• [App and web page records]
▬▬▬▬▬▬▬▬▬▬

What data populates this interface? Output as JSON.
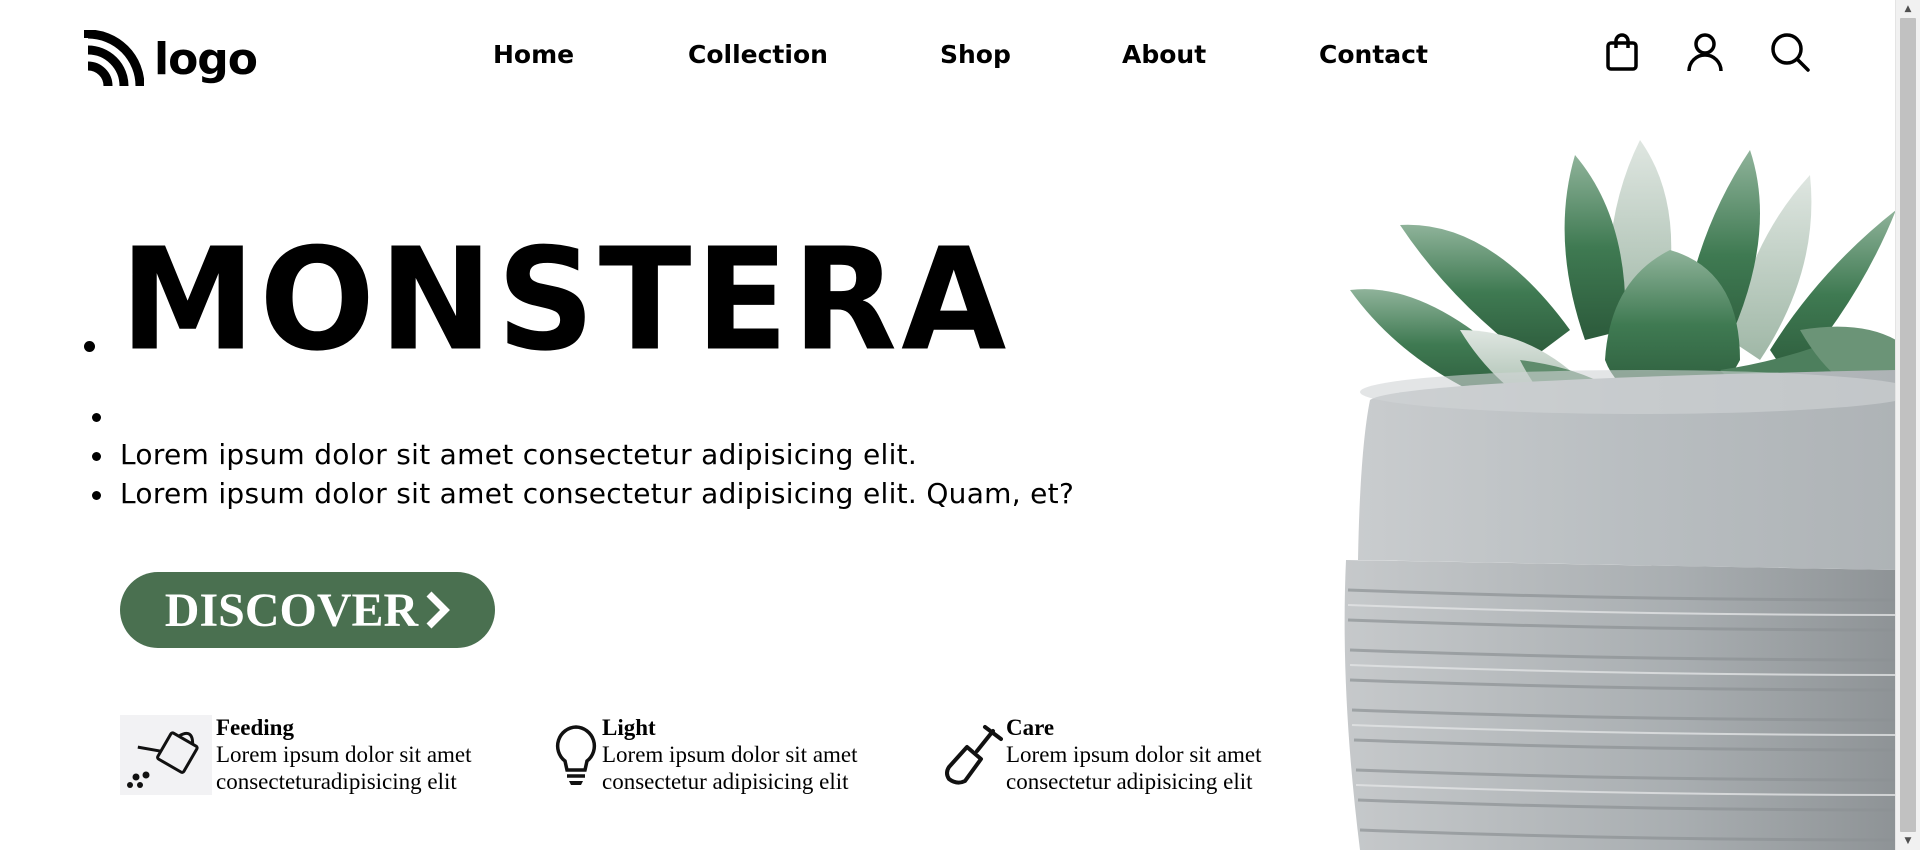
{
  "header": {
    "logo_text": "logo",
    "nav": [
      "Home",
      "Collection",
      "Shop",
      "About",
      "Contact"
    ],
    "icons": [
      "shopping-bag-icon",
      "user-icon",
      "search-icon"
    ]
  },
  "hero": {
    "title": "MONSTERA",
    "lines": [
      "",
      "Lorem ipsum dolor sit amet consectetur adipisicing elit.",
      "Lorem ipsum dolor sit amet consectetur adipisicing elit. Quam, et?"
    ],
    "cta_label": "DISCOVER"
  },
  "features": [
    {
      "icon": "watering-can-icon",
      "title": "Feeding",
      "desc_line1": "Lorem ipsum dolor sit amet",
      "desc_line2": "consecteturadipisicing elit"
    },
    {
      "icon": "lightbulb-icon",
      "title": "Light",
      "desc_line1": "Lorem ipsum dolor sit amet",
      "desc_line2": "consectetur adipisicing elit"
    },
    {
      "icon": "shovel-icon",
      "title": "Care",
      "desc_line1": "Lorem ipsum dolor sit amet",
      "desc_line2": "consectetur adipisicing elit"
    }
  ],
  "colors": {
    "accent": "#4a7050",
    "text": "#000000",
    "background": "#ffffff"
  }
}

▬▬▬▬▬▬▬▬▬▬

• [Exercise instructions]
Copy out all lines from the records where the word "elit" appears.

• [Solution below]
      "Lorem ipsum dolor sit amet consectetur adipisicing elit.",
      "Lorem ipsum dolor sit amet consectetur adipisicing elit. Quam, et?"
      "desc_line2": "consecteturadipisicing elit"
      "desc_line2": "consectetur adipisicing elit"
      "desc_line2": "consectetur adipisicing elit"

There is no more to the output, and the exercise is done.